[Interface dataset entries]
^^^^
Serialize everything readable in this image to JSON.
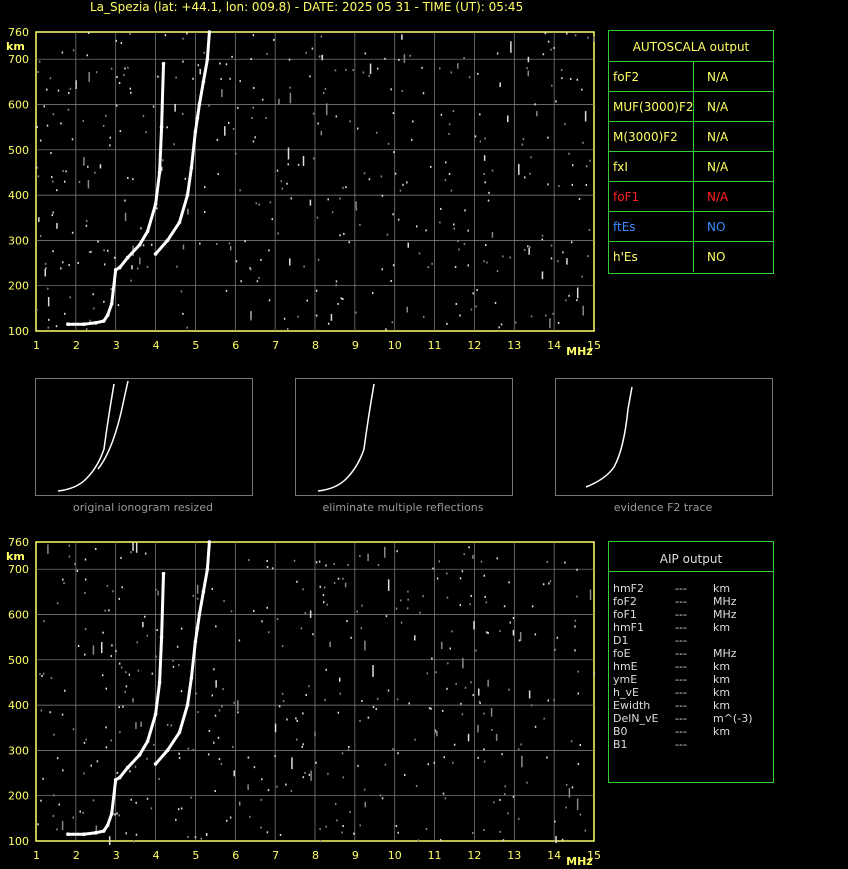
{
  "title": "La_Spezia (lat: +44.1, lon: 009.8) - DATE: 2025 05 31 - TIME (UT): 05:45",
  "colors": {
    "axis": "#ffff66",
    "grid": "#888888",
    "trace": "#ffffff",
    "table_border": "#33cc33",
    "fof1_red": "#ff2020",
    "es_blue": "#3b8cff"
  },
  "chart_data": [
    {
      "type": "scatter",
      "name_panel": "top ionogram",
      "xlabel": "MHz",
      "ylabel": "km",
      "xlim": [
        1,
        15
      ],
      "ylim": [
        100,
        760
      ],
      "x_ticks": [
        "1",
        "2",
        "3",
        "4",
        "5",
        "6",
        "7",
        "8",
        "9",
        "10",
        "11",
        "12",
        "13",
        "14",
        "15"
      ],
      "y_ticks": [
        "100",
        "200",
        "300",
        "400",
        "500",
        "600",
        "700",
        "760"
      ],
      "series": [
        {
          "x": [
            1.8,
            2.2,
            2.5,
            2.7,
            2.8,
            2.9,
            3.0,
            3.1,
            3.3,
            3.6,
            3.8,
            4.0,
            4.1,
            4.15,
            4.2
          ],
          "y": [
            115,
            115,
            118,
            122,
            135,
            160,
            235,
            240,
            262,
            290,
            320,
            380,
            450,
            550,
            690
          ]
        },
        {
          "x": [
            4.0,
            4.3,
            4.6,
            4.8,
            4.9,
            5.0,
            5.05,
            5.1,
            5.2,
            5.3,
            5.35
          ],
          "y": [
            270,
            300,
            340,
            400,
            460,
            540,
            570,
            600,
            650,
            700,
            760
          ]
        }
      ]
    },
    {
      "type": "scatter",
      "name_panel": "bottom ionogram",
      "xlabel": "MHz",
      "ylabel": "km",
      "xlim": [
        1,
        15
      ],
      "ylim": [
        100,
        760
      ],
      "x_ticks": [
        "1",
        "2",
        "3",
        "4",
        "5",
        "6",
        "7",
        "8",
        "9",
        "10",
        "11",
        "12",
        "13",
        "14",
        "15"
      ],
      "y_ticks": [
        "100",
        "200",
        "300",
        "400",
        "500",
        "600",
        "700",
        "760"
      ],
      "series": [
        {
          "x": [
            1.8,
            2.2,
            2.5,
            2.7,
            2.8,
            2.9,
            3.0,
            3.1,
            3.3,
            3.6,
            3.8,
            4.0,
            4.1,
            4.15,
            4.2
          ],
          "y": [
            115,
            115,
            118,
            122,
            135,
            160,
            235,
            240,
            262,
            290,
            320,
            380,
            450,
            550,
            690
          ]
        },
        {
          "x": [
            4.0,
            4.3,
            4.6,
            4.8,
            4.9,
            5.0,
            5.05,
            5.1,
            5.2,
            5.3,
            5.35
          ],
          "y": [
            270,
            300,
            340,
            400,
            460,
            540,
            570,
            600,
            650,
            700,
            760
          ]
        }
      ]
    }
  ],
  "thumbnails": [
    {
      "caption": "original ionogram resized"
    },
    {
      "caption": "eliminate multiple reflections"
    },
    {
      "caption": "evidence F2 trace"
    }
  ],
  "autoscala": {
    "header": "AUTOSCALA output",
    "rows": [
      {
        "name": "foF2",
        "value": "N/A",
        "color": "#ffff66"
      },
      {
        "name": "MUF(3000)F2",
        "value": "N/A",
        "color": "#ffff66"
      },
      {
        "name": "M(3000)F2",
        "value": "N/A",
        "color": "#ffff66"
      },
      {
        "name": "fxI",
        "value": "N/A",
        "color": "#ffff66"
      },
      {
        "name": "foF1",
        "value": "N/A",
        "color": "#ff2020"
      },
      {
        "name": "ftEs",
        "value": "NO",
        "color": "#3b8cff"
      },
      {
        "name": "h'Es",
        "value": "NO",
        "color": "#ffff66"
      }
    ]
  },
  "aip": {
    "header": "AIP output",
    "rows": [
      {
        "name": "hmF2",
        "value": "---",
        "unit": "km"
      },
      {
        "name": "foF2",
        "value": "---",
        "unit": "MHz"
      },
      {
        "name": "foF1",
        "value": "---",
        "unit": "MHz"
      },
      {
        "name": "hmF1",
        "value": "---",
        "unit": "km"
      },
      {
        "name": "D1",
        "value": "---",
        "unit": ""
      },
      {
        "name": "foE",
        "value": "---",
        "unit": "MHz"
      },
      {
        "name": "hmE",
        "value": "---",
        "unit": "km"
      },
      {
        "name": "ymE",
        "value": "---",
        "unit": "km"
      },
      {
        "name": "h_vE",
        "value": "---",
        "unit": "km"
      },
      {
        "name": "Ewidth",
        "value": "---",
        "unit": "km"
      },
      {
        "name": "DelN_vE",
        "value": "---",
        "unit": "m^(-3)"
      },
      {
        "name": "B0",
        "value": "---",
        "unit": "km"
      },
      {
        "name": "B1",
        "value": "---",
        "unit": ""
      }
    ]
  }
}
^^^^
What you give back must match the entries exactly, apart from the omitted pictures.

[WRITTEN ANSWER]
Serialize everything readable in this image to JSON.
{
  "title": "La_Spezia (lat: +44.1, lon: 009.8) - DATE: 2025 05 31 - TIME (UT): 05:45",
  "colors": {
    "axis": "#ffff66",
    "grid": "#888888",
    "trace": "#ffffff",
    "table_border": "#33cc33",
    "fof1_red": "#ff2020",
    "es_blue": "#3b8cff"
  },
  "chart_data": [
    {
      "type": "scatter",
      "name_panel": "top ionogram",
      "xlabel": "MHz",
      "ylabel": "km",
      "xlim": [
        1,
        15
      ],
      "ylim": [
        100,
        760
      ],
      "x_ticks": [
        "1",
        "2",
        "3",
        "4",
        "5",
        "6",
        "7",
        "8",
        "9",
        "10",
        "11",
        "12",
        "13",
        "14",
        "15"
      ],
      "y_ticks": [
        "100",
        "200",
        "300",
        "400",
        "500",
        "600",
        "700",
        "760"
      ],
      "series": [
        {
          "x": [
            1.8,
            2.2,
            2.5,
            2.7,
            2.8,
            2.9,
            3.0,
            3.1,
            3.3,
            3.6,
            3.8,
            4.0,
            4.1,
            4.15,
            4.2
          ],
          "y": [
            115,
            115,
            118,
            122,
            135,
            160,
            235,
            240,
            262,
            290,
            320,
            380,
            450,
            550,
            690
          ]
        },
        {
          "x": [
            4.0,
            4.3,
            4.6,
            4.8,
            4.9,
            5.0,
            5.05,
            5.1,
            5.2,
            5.3,
            5.35
          ],
          "y": [
            270,
            300,
            340,
            400,
            460,
            540,
            570,
            600,
            650,
            700,
            760
          ]
        }
      ]
    },
    {
      "type": "scatter",
      "name_panel": "bottom ionogram",
      "xlabel": "MHz",
      "ylabel": "km",
      "xlim": [
        1,
        15
      ],
      "ylim": [
        100,
        760
      ],
      "x_ticks": [
        "1",
        "2",
        "3",
        "4",
        "5",
        "6",
        "7",
        "8",
        "9",
        "10",
        "11",
        "12",
        "13",
        "14",
        "15"
      ],
      "y_ticks": [
        "100",
        "200",
        "300",
        "400",
        "500",
        "600",
        "700",
        "760"
      ],
      "series": [
        {
          "x": [
            1.8,
            2.2,
            2.5,
            2.7,
            2.8,
            2.9,
            3.0,
            3.1,
            3.3,
            3.6,
            3.8,
            4.0,
            4.1,
            4.15,
            4.2
          ],
          "y": [
            115,
            115,
            118,
            122,
            135,
            160,
            235,
            240,
            262,
            290,
            320,
            380,
            450,
            550,
            690
          ]
        },
        {
          "x": [
            4.0,
            4.3,
            4.6,
            4.8,
            4.9,
            5.0,
            5.05,
            5.1,
            5.2,
            5.3,
            5.35
          ],
          "y": [
            270,
            300,
            340,
            400,
            460,
            540,
            570,
            600,
            650,
            700,
            760
          ]
        }
      ]
    }
  ],
  "thumbnails": [
    {
      "caption": "original ionogram resized"
    },
    {
      "caption": "eliminate multiple reflections"
    },
    {
      "caption": "evidence F2 trace"
    }
  ],
  "autoscala": {
    "header": "AUTOSCALA output",
    "rows": [
      {
        "name": "foF2",
        "value": "N/A",
        "color": "#ffff66"
      },
      {
        "name": "MUF(3000)F2",
        "value": "N/A",
        "color": "#ffff66"
      },
      {
        "name": "M(3000)F2",
        "value": "N/A",
        "color": "#ffff66"
      },
      {
        "name": "fxI",
        "value": "N/A",
        "color": "#ffff66"
      },
      {
        "name": "foF1",
        "value": "N/A",
        "color": "#ff2020"
      },
      {
        "name": "ftEs",
        "value": "NO",
        "color": "#3b8cff"
      },
      {
        "name": "h'Es",
        "value": "NO",
        "color": "#ffff66"
      }
    ]
  },
  "aip": {
    "header": "AIP output",
    "rows": [
      {
        "name": "hmF2",
        "value": "---",
        "unit": "km"
      },
      {
        "name": "foF2",
        "value": "---",
        "unit": "MHz"
      },
      {
        "name": "foF1",
        "value": "---",
        "unit": "MHz"
      },
      {
        "name": "hmF1",
        "value": "---",
        "unit": "km"
      },
      {
        "name": "D1",
        "value": "---",
        "unit": ""
      },
      {
        "name": "foE",
        "value": "---",
        "unit": "MHz"
      },
      {
        "name": "hmE",
        "value": "---",
        "unit": "km"
      },
      {
        "name": "ymE",
        "value": "---",
        "unit": "km"
      },
      {
        "name": "h_vE",
        "value": "---",
        "unit": "km"
      },
      {
        "name": "Ewidth",
        "value": "---",
        "unit": "km"
      },
      {
        "name": "DelN_vE",
        "value": "---",
        "unit": "m^(-3)"
      },
      {
        "name": "B0",
        "value": "---",
        "unit": "km"
      },
      {
        "name": "B1",
        "value": "---",
        "unit": ""
      }
    ]
  }
}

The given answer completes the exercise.